### PROBLEM TO WORK ON
Would you set down each line of the data below exactly?

===== DATA FOR PROCESSING =====

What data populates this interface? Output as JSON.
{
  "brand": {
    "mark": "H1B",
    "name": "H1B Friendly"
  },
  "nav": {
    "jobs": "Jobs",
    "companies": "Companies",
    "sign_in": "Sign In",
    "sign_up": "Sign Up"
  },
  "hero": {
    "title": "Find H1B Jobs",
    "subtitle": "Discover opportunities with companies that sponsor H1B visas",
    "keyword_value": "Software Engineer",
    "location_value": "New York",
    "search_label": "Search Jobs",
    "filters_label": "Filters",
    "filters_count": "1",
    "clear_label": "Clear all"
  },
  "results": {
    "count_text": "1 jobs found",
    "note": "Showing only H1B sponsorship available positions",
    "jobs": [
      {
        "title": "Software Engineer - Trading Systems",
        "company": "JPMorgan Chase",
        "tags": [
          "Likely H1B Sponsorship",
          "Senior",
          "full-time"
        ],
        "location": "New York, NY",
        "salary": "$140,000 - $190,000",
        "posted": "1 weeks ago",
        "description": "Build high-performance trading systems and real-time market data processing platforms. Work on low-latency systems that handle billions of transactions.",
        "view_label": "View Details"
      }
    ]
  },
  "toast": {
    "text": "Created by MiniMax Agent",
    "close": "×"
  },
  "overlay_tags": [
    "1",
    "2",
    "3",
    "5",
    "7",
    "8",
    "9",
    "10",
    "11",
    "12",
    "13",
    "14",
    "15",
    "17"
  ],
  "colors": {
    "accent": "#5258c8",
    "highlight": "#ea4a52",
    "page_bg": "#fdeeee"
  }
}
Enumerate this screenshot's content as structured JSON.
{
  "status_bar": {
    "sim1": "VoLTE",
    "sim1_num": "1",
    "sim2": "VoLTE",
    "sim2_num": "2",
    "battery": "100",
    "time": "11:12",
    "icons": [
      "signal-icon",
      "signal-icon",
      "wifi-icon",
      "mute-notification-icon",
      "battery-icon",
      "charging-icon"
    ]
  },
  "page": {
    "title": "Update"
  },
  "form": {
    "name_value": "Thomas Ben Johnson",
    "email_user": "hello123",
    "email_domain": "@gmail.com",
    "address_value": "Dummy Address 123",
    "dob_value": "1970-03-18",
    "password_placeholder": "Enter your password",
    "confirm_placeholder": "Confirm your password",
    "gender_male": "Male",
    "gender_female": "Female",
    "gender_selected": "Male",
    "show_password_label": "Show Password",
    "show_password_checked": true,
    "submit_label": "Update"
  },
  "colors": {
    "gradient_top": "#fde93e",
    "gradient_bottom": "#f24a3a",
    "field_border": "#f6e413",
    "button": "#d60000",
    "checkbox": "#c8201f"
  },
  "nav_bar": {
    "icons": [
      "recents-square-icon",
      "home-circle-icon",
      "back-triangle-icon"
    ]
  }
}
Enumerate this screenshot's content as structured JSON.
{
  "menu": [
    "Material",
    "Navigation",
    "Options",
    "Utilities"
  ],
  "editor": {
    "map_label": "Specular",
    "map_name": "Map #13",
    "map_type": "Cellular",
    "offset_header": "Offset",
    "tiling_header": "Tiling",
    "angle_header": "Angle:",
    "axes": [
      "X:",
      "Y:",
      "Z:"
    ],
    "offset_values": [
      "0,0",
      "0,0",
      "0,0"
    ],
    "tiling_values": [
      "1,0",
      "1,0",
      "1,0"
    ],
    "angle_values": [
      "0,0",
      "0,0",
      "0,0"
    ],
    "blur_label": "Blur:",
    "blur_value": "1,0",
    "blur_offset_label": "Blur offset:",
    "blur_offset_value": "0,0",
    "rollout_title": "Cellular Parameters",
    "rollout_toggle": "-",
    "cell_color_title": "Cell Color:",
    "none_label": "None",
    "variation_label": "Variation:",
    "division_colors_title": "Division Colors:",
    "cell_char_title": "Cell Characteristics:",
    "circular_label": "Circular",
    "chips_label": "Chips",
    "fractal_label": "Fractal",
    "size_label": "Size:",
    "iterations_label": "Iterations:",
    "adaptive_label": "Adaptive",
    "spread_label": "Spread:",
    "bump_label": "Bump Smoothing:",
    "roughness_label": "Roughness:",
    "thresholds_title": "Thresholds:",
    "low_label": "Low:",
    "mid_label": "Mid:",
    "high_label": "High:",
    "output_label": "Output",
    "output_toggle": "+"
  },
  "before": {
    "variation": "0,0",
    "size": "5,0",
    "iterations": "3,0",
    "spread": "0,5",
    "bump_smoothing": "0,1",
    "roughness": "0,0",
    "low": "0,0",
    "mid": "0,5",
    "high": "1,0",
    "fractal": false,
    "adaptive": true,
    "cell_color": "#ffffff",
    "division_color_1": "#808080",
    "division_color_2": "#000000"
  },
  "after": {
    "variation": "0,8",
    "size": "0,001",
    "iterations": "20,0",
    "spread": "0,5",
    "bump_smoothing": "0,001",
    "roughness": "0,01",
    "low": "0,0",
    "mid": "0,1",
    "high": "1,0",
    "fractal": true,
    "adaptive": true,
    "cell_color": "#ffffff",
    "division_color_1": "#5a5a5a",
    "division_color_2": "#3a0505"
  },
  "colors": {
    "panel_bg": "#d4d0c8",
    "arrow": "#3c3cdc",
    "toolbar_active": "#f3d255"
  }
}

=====

### FINISHED EXERCISE
What data populates this interface? Output as JSON.
{
  "brand": {
    "mark": "H1B",
    "name": "H1B Friendly"
  },
  "nav": {
    "jobs": "Jobs",
    "companies": "Companies",
    "sign_in": "Sign In",
    "sign_up": "Sign Up"
  },
  "hero": {
    "title": "Find H1B Jobs",
    "subtitle": "Discover opportunities with companies that sponsor H1B visas",
    "keyword_value": "Software Engineer",
    "location_value": "New York",
    "search_label": "Search Jobs",
    "filters_label": "Filters",
    "filters_count": "1",
    "clear_label": "Clear all"
  },
  "results": {
    "count_text": "1 jobs found",
    "note": "Showing only H1B sponsorship available positions",
    "jobs": [
      {
        "title": "Software Engineer - Trading Systems",
        "company": "JPMorgan Chase",
        "tags": [
          "Likely H1B Sponsorship",
          "Senior",
          "full-time"
        ],
        "location": "New York, NY",
        "salary": "$140,000 - $190,000",
        "posted": "1 weeks ago",
        "description": "Build high-performance trading systems and real-time market data processing platforms. Work on low-latency systems that handle billions of transactions.",
        "view_label": "View Details"
      }
    ]
  },
  "toast": {
    "text": "Created by MiniMax Agent",
    "close": "×"
  },
  "overlay_tags": [
    "1",
    "2",
    "3",
    "5",
    "7",
    "8",
    "9",
    "10",
    "11",
    "12",
    "13",
    "14",
    "15",
    "17"
  ],
  "colors": {
    "accent": "#5258c8",
    "highlight": "#ea4a52",
    "page_bg": "#fdeeee"
  }
}
Enumerate this screenshot's content as structured JSON.
{
  "status_bar": {
    "sim1": "VoLTE",
    "sim1_num": "1",
    "sim2": "VoLTE",
    "sim2_num": "2",
    "battery": "100",
    "time": "11:12",
    "icons": [
      "signal-icon",
      "signal-icon",
      "wifi-icon",
      "mute-notification-icon",
      "battery-icon",
      "charging-icon"
    ]
  },
  "page": {
    "title": "Update"
  },
  "form": {
    "name_value": "Thomas Ben Johnson",
    "email_user": "hello123",
    "email_domain": "@gmail.com",
    "address_value": "Dummy Address 123",
    "dob_value": "1970-03-18",
    "password_placeholder": "Enter your password",
    "confirm_placeholder": "Confirm your password",
    "gender_male": "Male",
    "gender_female": "Female",
    "gender_selected": "Male",
    "show_password_label": "Show Password",
    "show_password_checked": true,
    "submit_label": "Update"
  },
  "colors": {
    "gradient_top": "#fde93e",
    "gradient_bottom": "#f24a3a",
    "field_border": "#f6e413",
    "button": "#d60000",
    "checkbox": "#c8201f"
  },
  "nav_bar": {
    "icons": [
      "recents-square-icon",
      "home-circle-icon",
      "back-triangle-icon"
    ]
  }
}
Enumerate this screenshot's content as structured JSON.
{
  "menu": [
    "Material",
    "Navigation",
    "Options",
    "Utilities"
  ],
  "editor": {
    "map_label": "Specular",
    "map_name": "Map #13",
    "map_type": "Cellular",
    "offset_header": "Offset",
    "tiling_header": "Tiling",
    "angle_header": "Angle:",
    "axes": [
      "X:",
      "Y:",
      "Z:"
    ],
    "offset_values": [
      "0,0",
      "0,0",
      "0,0"
    ],
    "tiling_values": [
      "1,0",
      "1,0",
      "1,0"
    ],
    "angle_values": [
      "0,0",
      "0,0",
      "0,0"
    ],
    "blur_label": "Blur:",
    "blur_value": "1,0",
    "blur_offset_label": "Blur offset:",
    "blur_offset_value": "0,0",
    "rollout_title": "Cellular Parameters",
    "rollout_toggle": "-",
    "cell_color_title": "Cell Color:",
    "none_label": "None",
    "variation_label": "Variation:",
    "division_colors_title": "Division Colors:",
    "cell_char_title": "Cell Characteristics:",
    "circular_label": "Circular",
    "chips_label": "Chips",
    "fractal_label": "Fractal",
    "size_label": "Size:",
    "iterations_label": "Iterations:",
    "adaptive_label": "Adaptive",
    "spread_label": "Spread:",
    "bump_label": "Bump Smoothing:",
    "roughness_label": "Roughness:",
    "thresholds_title": "Thresholds:",
    "low_label": "Low:",
    "mid_label": "Mid:",
    "high_label": "High:",
    "output_label": "Output",
    "output_toggle": "+"
  },
  "before": {
    "variation": "0,0",
    "size": "5,0",
    "iterations": "3,0",
    "spread": "0,5",
    "bump_smoothing": "0,1",
    "roughness": "0,0",
    "low": "0,0",
    "mid": "0,5",
    "high": "1,0",
    "fractal": false,
    "adaptive": true,
    "cell_color": "#ffffff",
    "division_color_1": "#808080",
    "division_color_2": "#000000"
  },
  "after": {
    "variation": "0,8",
    "size": "0,001",
    "iterations": "20,0",
    "spread": "0,5",
    "bump_smoothing": "0,001",
    "roughness": "0,01",
    "low": "0,0",
    "mid": "0,1",
    "high": "1,0",
    "fractal": true,
    "adaptive": true,
    "cell_color": "#ffffff",
    "division_color_1": "#5a5a5a",
    "division_color_2": "#3a0505"
  },
  "colors": {
    "panel_bg": "#d4d0c8",
    "arrow": "#3c3cdc",
    "toolbar_active": "#f3d255"
  }
}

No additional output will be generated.